▶ **AIM OF THE TASK**
Images do not belong in the copy. Retype all the entries below exactly.

▶ **GIVEN RECORDS**
○ ○ ○ ○ ○

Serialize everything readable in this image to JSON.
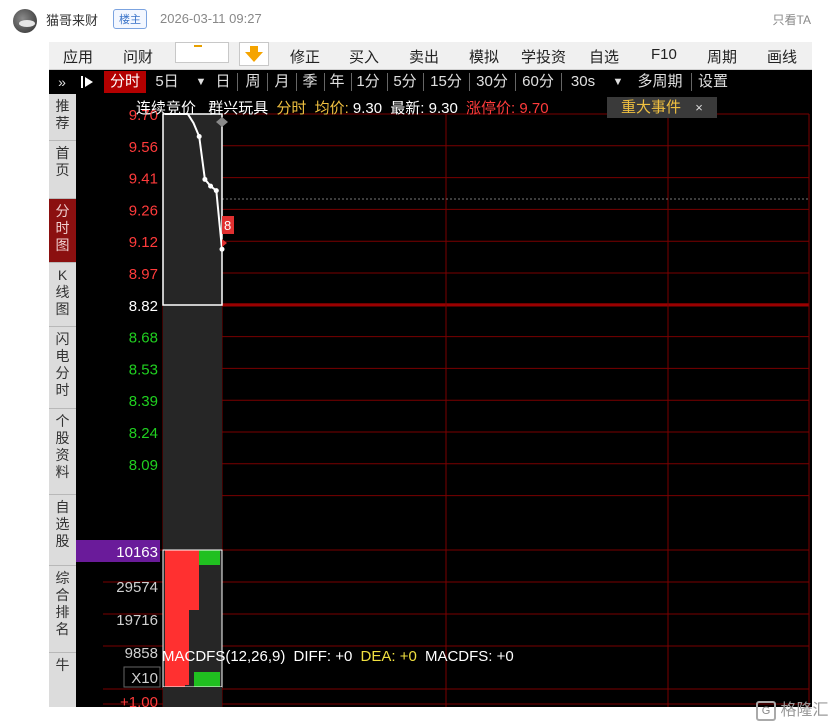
{
  "post": {
    "author": "猫哥来财",
    "op_badge": "楼主",
    "time": "2026-03-11 09:27",
    "only_ta": "只看TA"
  },
  "top_menu": [
    "应用",
    "问财",
    "修正",
    "买入",
    "卖出",
    "模拟",
    "学投资",
    "自选",
    "F10",
    "周期",
    "画线"
  ],
  "tabs": [
    "分时",
    "5日",
    "日",
    "周",
    "月",
    "季",
    "年",
    "1分",
    "5分",
    "15分",
    "30分",
    "60分",
    "30s",
    "多周期",
    "设置"
  ],
  "selected_tab": "分时",
  "sidebar": [
    "推荐",
    "首页",
    "分时图",
    "K线图",
    "闪电分时",
    "个股资料",
    "自选股",
    "综合排名",
    "牛"
  ],
  "selected_sidebar": "分时图",
  "info_bar": {
    "mode": "连续竞价",
    "stock_name": "群兴玩具",
    "view": "分时",
    "avg_label": "均价:",
    "avg_value": "9.30",
    "latest_label": "最新:",
    "latest_value": "9.30",
    "limit_label": "涨停价:",
    "limit_value": "9.70",
    "event_button": "重大事件",
    "close_glyph": "×"
  },
  "price_axis": {
    "labels": [
      "9.70",
      "9.56",
      "9.41",
      "9.26",
      "9.12",
      "8.97",
      "8.82",
      "8.68",
      "8.53",
      "8.39",
      "8.24",
      "8.09"
    ],
    "colors": [
      "red",
      "red",
      "red",
      "red",
      "red",
      "red",
      "white",
      "green",
      "green",
      "green",
      "green",
      "green"
    ]
  },
  "volume_axis": {
    "current": "10163",
    "labels": [
      "29574",
      "19716",
      "9858"
    ],
    "scale": "X10"
  },
  "macd": {
    "name": "MACDFS(12,26,9)",
    "diff_label": "DIFF:",
    "diff_value": "+0",
    "dea_label": "DEA:",
    "dea_value": "+0",
    "macdfs_label": "MACDFS:",
    "macdfs_value": "+0",
    "axis_value": "+1.00"
  },
  "marker_badge": "8",
  "watermark": "格隆汇",
  "chart_data": {
    "type": "line",
    "ylim": [
      8.09,
      9.7
    ],
    "price_series": [
      9.7,
      9.7,
      9.7,
      9.7,
      9.7,
      9.66,
      9.6,
      9.41,
      9.38,
      9.36,
      9.1
    ],
    "colors": {
      "up": "#ff3030",
      "down": "#20c020",
      "grid": "#7a0000",
      "price_line": "#ffffff",
      "volume_current": "#6a1b9a"
    }
  }
}
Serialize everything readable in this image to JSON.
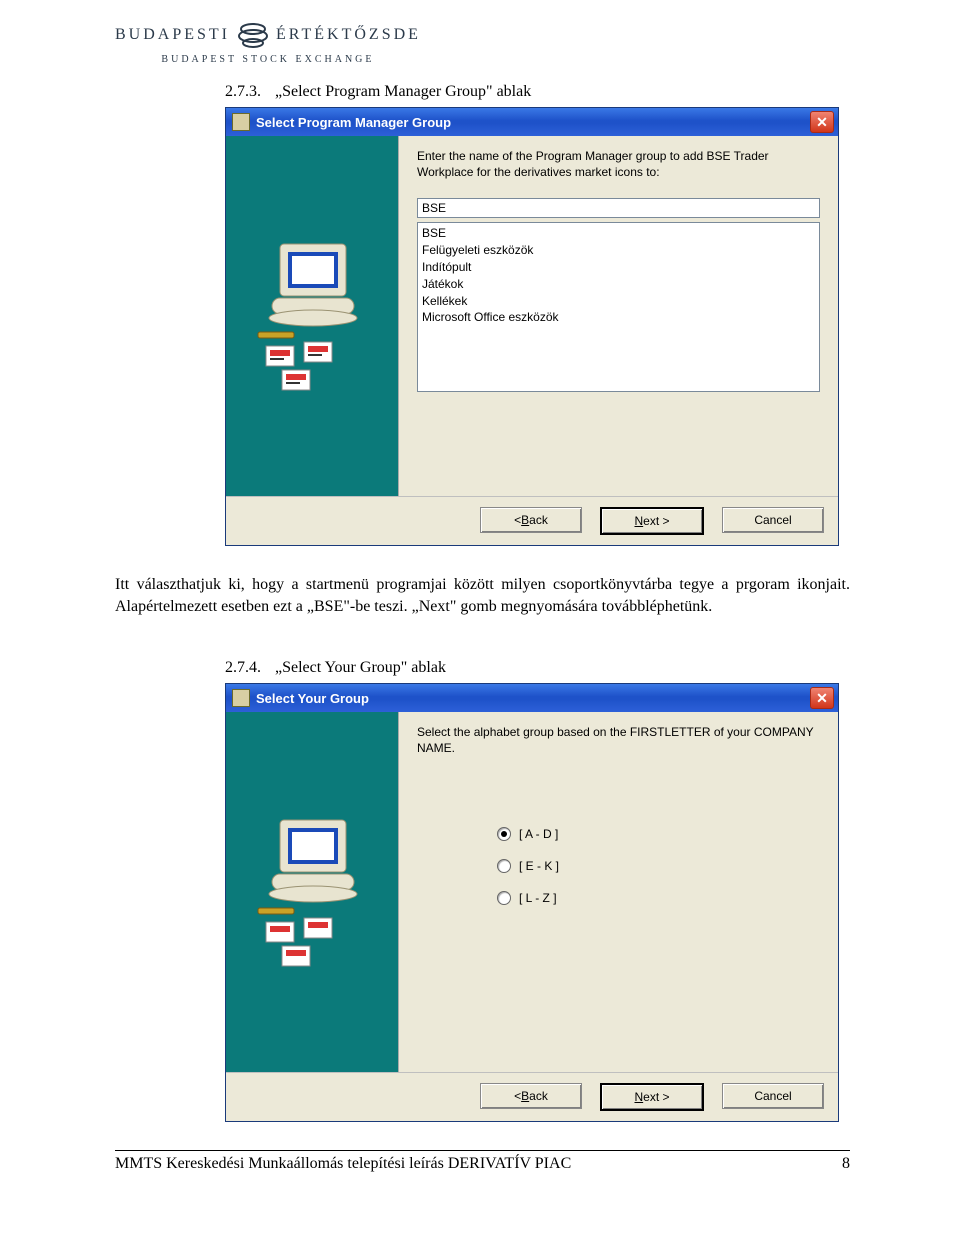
{
  "header": {
    "brand_left": "BUDAPESTI",
    "brand_right": "ÉRTÉKTŐZSDE",
    "brand_sub": "BUDAPEST STOCK EXCHANGE"
  },
  "section1": {
    "number": "2.7.3.",
    "title": "„Select Program Manager Group\" ablak"
  },
  "dialog1": {
    "title": "Select Program Manager Group",
    "instruction": "Enter the name of the Program Manager group to add BSE Trader Workplace for the derivatives market icons to:",
    "input_value": "BSE",
    "list_items": [
      "BSE",
      "Felügyeleti eszközök",
      "Indítópult",
      "Játékok",
      "Kellékek",
      "Microsoft Office eszközök"
    ],
    "back_prefix": "< ",
    "back_u": "B",
    "back_rest": "ack",
    "next_u": "N",
    "next_rest": "ext >",
    "cancel": "Cancel"
  },
  "paragraph1": "Itt választhatjuk ki, hogy a startmenü programjai között milyen csoportkönyvtárba tegye a prgoram ikonjait. Alapértelmezett esetben ezt a „BSE\"-be teszi. „Next\" gomb megnyomására továbbléphetünk.",
  "section2": {
    "number": "2.7.4.",
    "title": "„Select Your Group\" ablak"
  },
  "dialog2": {
    "title": "Select Your Group",
    "instruction": "Select the alphabet group based on the FIRSTLETTER of your COMPANY NAME.",
    "options": [
      {
        "label": "[ A  -  D ]",
        "checked": true
      },
      {
        "label": "[ E  -  K ]",
        "checked": false
      },
      {
        "label": "[ L  -  Z ]",
        "checked": false
      }
    ],
    "back_prefix": "< ",
    "back_u": "B",
    "back_rest": "ack",
    "next_u": "N",
    "next_rest": "ext >",
    "cancel": "Cancel"
  },
  "footer": {
    "text": "MMTS Kereskedési Munkaállomás telepítési leírás DERIVATÍV PIAC",
    "page": "8"
  }
}
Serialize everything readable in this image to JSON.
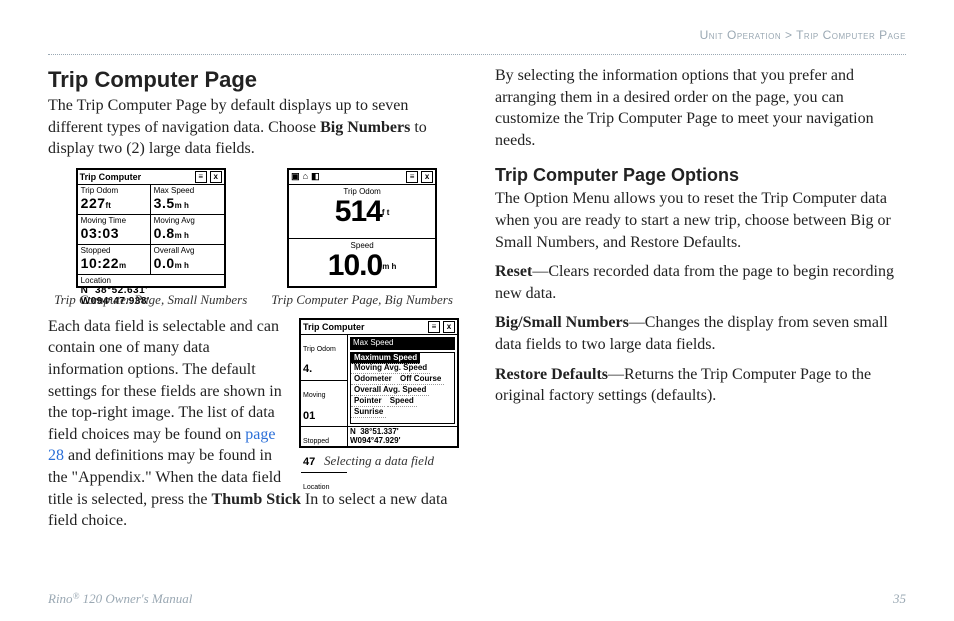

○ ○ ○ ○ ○

▶ **TASK RESPONSE**
Serialize everything readable in this image to JSON.
{
  "post": {
    "author": "猫哥来财",
    "op_badge": "楼主",
    "time": "2026-03-11 09:27",
    "only_ta": "只看TA"
  },
  "top_menu": [
    "应用",
    "问财",
    "修正",
    "买入",
    "卖出",
    "模拟",
    "学投资",
    "自选",
    "F10",
    "周期",
    "画线"
  ],
  "tabs": [
    "分时",
    "5日",
    "日",
    "周",
    "月",
    "季",
    "年",
    "1分",
    "5分",
    "15分",
    "30分",
    "60分",
    "30s",
    "多周期",
    "设置"
  ],
  "selected_tab": "分时",
  "sidebar": [
    "推荐",
    "首页",
    "分时图",
    "K线图",
    "闪电分时",
    "个股资料",
    "自选股",
    "综合排名",
    "牛"
  ],
  "selected_sidebar": "分时图",
  "info_bar": {
    "mode": "连续竞价",
    "stock_name": "群兴玩具",
    "view": "分时",
    "avg_label": "均价:",
    "avg_value": "9.30",
    "latest_label": "最新:",
    "latest_value": "9.30",
    "limit_label": "涨停价:",
    "limit_value": "9.70",
    "event_button": "重大事件",
    "close_glyph": "×"
  },
  "price_axis": {
    "labels": [
      "9.70",
      "9.56",
      "9.41",
      "9.26",
      "9.12",
      "8.97",
      "8.82",
      "8.68",
      "8.53",
      "8.39",
      "8.24",
      "8.09"
    ],
    "colors": [
      "red",
      "red",
      "red",
      "red",
      "red",
      "red",
      "white",
      "green",
      "green",
      "green",
      "green",
      "green"
    ]
  },
  "volume_axis": {
    "current": "10163",
    "labels": [
      "29574",
      "19716",
      "9858"
    ],
    "scale": "X10"
  },
  "macd": {
    "name": "MACDFS(12,26,9)",
    "diff_label": "DIFF:",
    "diff_value": "+0",
    "dea_label": "DEA:",
    "dea_value": "+0",
    "macdfs_label": "MACDFS:",
    "macdfs_value": "+0",
    "axis_value": "+1.00"
  },
  "marker_badge": "8",
  "watermark": "格隆汇",
  "chart_data": {
    "type": "line",
    "ylim": [
      8.09,
      9.7
    ],
    "price_series": [
      9.7,
      9.7,
      9.7,
      9.7,
      9.7,
      9.66,
      9.6,
      9.41,
      9.38,
      9.36,
      9.1
    ],
    "colors": {
      "up": "#ff3030",
      "down": "#20c020",
      "grid": "#7a0000",
      "price_line": "#ffffff",
      "volume_current": "#6a1b9a"
    }
  }
}
Serialize everything readable in this image to JSON.
{
  "header": {
    "brand_left": "BUDAPESTI",
    "brand_right": "ÉRTÉKTŐZSDE",
    "brand_sub": "BUDAPEST STOCK EXCHANGE"
  },
  "section1": {
    "number": "2.7.3.",
    "title": "„Select Program Manager Group\" ablak"
  },
  "dialog1": {
    "title": "Select Program Manager Group",
    "instruction": "Enter the name of the Program Manager group to add BSE Trader Workplace for the derivatives market icons to:",
    "input_value": "BSE",
    "list_items": [
      "BSE",
      "Felügyeleti eszközök",
      "Indítópult",
      "Játékok",
      "Kellékek",
      "Microsoft Office eszközök"
    ],
    "back_prefix": "< ",
    "back_u": "B",
    "back_rest": "ack",
    "next_u": "N",
    "next_rest": "ext >",
    "cancel": "Cancel"
  },
  "paragraph1": "Itt választhatjuk ki, hogy a startmenü programjai között milyen csoportkönyvtárba tegye a prgoram ikonjait. Alapértelmezett esetben ezt a „BSE\"-be teszi. „Next\" gomb megnyomására továbbléphetünk.",
  "section2": {
    "number": "2.7.4.",
    "title": "„Select Your Group\" ablak"
  },
  "dialog2": {
    "title": "Select Your Group",
    "instruction": "Select the alphabet group based on the FIRSTLETTER of your COMPANY NAME.",
    "options": [
      {
        "label": "[ A  -  D ]",
        "checked": true
      },
      {
        "label": "[ E  -  K ]",
        "checked": false
      },
      {
        "label": "[ L  -  Z ]",
        "checked": false
      }
    ],
    "back_prefix": "< ",
    "back_u": "B",
    "back_rest": "ack",
    "next_u": "N",
    "next_rest": "ext >",
    "cancel": "Cancel"
  },
  "footer": {
    "text": "MMTS Kereskedési Munkaállomás telepítési leírás DERIVATÍV PIAC",
    "page": "8"
  }
}
Serialize everything readable in this image to JSON.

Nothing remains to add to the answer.